Chunghwa Post previously released two sets of stamps on berries on January 12, 2012 and January 17, 2013. Now it is following up with a third set featuring Ribes formosanum, Garcinia subelliptica, Coffea arabica, and Smilax ocreata. The designs follow:
1. Ribes formosanum (NT$1): The plant is also known as Formosan gooseberry or Formosan currant. Found at altitudes of 3,000-3,900 meters on Mt. Qilai, Mt. Xue, and Mt. Hehuan, it is most often seen under stands of fir near Mt. Xue's eastern summit. A deciduous bush, its leaves are broad and round. Its flowers are white with pale green sepals. The berries are oval or spherical and look like little lanterns. When ripe, they are red and edible, with a sweet and tart taste.
2. Garcinia subelliptica (NT$15): Also known as fukugi mangosteen, it is planted throughout Taiwan and native to the southern coast and Green Island.

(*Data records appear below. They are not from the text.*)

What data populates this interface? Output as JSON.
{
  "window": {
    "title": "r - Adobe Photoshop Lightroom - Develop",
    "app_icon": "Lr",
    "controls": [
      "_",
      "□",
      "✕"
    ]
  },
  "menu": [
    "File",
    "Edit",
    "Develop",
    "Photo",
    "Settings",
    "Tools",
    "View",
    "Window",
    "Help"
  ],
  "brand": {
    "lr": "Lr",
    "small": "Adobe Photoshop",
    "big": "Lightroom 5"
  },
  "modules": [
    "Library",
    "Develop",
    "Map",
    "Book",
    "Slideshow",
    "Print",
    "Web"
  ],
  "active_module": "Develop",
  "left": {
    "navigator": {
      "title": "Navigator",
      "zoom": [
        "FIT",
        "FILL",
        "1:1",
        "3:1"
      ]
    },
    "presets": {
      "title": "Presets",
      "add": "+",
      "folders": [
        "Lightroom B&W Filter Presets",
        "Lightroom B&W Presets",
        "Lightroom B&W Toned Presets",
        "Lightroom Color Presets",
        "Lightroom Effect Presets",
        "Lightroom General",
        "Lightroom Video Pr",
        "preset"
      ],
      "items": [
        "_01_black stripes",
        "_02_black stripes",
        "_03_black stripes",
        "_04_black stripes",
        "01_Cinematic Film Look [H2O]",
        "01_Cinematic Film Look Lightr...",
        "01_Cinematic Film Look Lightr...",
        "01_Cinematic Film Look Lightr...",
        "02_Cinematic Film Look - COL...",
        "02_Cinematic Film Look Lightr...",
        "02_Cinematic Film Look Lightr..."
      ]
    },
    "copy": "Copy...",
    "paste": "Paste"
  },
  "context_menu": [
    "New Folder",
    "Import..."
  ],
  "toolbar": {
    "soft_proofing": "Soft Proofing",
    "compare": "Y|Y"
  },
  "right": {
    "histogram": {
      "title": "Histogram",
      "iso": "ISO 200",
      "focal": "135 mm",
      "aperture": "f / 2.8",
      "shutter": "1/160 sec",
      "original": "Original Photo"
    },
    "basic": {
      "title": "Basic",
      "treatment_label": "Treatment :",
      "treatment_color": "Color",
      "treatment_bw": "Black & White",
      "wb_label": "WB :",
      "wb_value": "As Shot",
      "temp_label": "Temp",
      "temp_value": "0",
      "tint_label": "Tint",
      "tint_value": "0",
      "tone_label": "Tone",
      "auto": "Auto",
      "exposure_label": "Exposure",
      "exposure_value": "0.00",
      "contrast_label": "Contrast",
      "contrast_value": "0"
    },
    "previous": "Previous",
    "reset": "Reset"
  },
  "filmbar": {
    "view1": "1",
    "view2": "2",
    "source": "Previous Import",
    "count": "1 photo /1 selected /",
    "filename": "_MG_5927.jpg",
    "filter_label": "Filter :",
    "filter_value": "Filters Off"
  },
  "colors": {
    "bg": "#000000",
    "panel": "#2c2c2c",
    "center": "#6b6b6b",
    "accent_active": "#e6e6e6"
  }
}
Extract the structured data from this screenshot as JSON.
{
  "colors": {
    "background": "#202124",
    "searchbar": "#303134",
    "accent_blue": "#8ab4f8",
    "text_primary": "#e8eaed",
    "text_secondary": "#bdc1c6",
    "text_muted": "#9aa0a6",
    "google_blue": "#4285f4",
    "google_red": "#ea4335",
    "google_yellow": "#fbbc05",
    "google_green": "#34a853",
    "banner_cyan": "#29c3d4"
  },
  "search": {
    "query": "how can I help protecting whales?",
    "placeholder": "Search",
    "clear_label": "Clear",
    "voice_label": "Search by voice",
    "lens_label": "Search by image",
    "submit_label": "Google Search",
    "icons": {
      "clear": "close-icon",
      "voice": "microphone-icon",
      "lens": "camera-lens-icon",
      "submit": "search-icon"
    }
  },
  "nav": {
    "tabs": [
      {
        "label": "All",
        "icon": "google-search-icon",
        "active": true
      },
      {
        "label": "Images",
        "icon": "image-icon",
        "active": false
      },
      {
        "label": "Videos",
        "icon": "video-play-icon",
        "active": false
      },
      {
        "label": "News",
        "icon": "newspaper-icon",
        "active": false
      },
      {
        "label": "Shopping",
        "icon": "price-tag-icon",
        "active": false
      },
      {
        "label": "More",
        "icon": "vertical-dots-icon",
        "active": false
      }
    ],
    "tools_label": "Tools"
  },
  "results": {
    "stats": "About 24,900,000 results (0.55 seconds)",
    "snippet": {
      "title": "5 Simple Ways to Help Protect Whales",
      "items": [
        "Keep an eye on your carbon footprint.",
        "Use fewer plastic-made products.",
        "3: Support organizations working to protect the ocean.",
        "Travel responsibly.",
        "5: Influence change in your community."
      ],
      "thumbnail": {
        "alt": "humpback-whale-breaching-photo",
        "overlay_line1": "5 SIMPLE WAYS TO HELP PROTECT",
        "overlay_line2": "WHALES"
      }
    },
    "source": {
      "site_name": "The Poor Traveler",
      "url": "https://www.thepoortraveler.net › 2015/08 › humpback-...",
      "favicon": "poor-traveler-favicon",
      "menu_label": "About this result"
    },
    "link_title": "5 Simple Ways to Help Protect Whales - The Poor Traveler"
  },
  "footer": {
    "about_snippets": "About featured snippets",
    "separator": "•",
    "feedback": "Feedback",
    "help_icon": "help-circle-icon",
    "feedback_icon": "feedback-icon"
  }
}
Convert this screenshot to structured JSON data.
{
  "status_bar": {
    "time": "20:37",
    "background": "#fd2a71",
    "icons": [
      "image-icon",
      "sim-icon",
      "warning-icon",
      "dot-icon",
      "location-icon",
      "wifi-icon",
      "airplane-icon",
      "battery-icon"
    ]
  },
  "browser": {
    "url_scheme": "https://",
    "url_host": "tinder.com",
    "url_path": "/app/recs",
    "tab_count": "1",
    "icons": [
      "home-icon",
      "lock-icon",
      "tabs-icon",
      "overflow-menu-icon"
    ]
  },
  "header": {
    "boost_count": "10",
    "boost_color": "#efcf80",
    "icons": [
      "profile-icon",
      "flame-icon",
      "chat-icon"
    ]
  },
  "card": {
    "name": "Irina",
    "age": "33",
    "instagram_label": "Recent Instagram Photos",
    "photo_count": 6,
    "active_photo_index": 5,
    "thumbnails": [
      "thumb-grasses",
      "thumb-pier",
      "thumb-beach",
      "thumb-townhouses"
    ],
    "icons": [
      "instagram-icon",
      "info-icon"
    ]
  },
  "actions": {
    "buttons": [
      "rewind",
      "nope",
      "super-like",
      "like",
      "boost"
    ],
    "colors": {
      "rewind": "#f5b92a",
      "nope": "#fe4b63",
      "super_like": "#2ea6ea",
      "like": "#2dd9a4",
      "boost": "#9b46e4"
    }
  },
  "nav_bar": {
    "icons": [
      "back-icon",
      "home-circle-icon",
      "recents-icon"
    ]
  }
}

A small to medium evergreen tree, it takes its Chinese name (fortune tree) from its leaves, which resemble ancient Japanese coins in their color and shape. The plant's leathery leaves are elliptical in shape. The species is dioecious, and female plants flower in August and September. The berries turn orange-yellow when ripe, and they are not edible.
3. Coffea arabica (NT$17): Its range includes Hualien's Wuhe, Dongshi Forest Station, Huisun Forest Station, Tainan's Dongshan, Yunlin's Gukeng, Chiayi's Mt. Ali, Hsinchu, and Miaoli. The species is an evergreen shrub or small tree grown in half shade. Its leathery leaves are long and elliptical. It has a white corolla, which smells like jasmine flowers. Its berries are round or oval and turn red when ripe. Each berry contains one to two coffee beans, which are ground up to make coffee.
4. Smilax ocreata (NT$20): This plant is found in forests, shrubby areas, the shady sides of mountain valleys, and humid slopes at altitudes of around 1,500 meters. A vine-like shrub, it has ovate to elliptical leaves. It features axillary umbels, each consisting of 10 to 30 short flower stalks. Its berries are round and yellowish green when they first appear. When ripe, they turn dark red and are edible.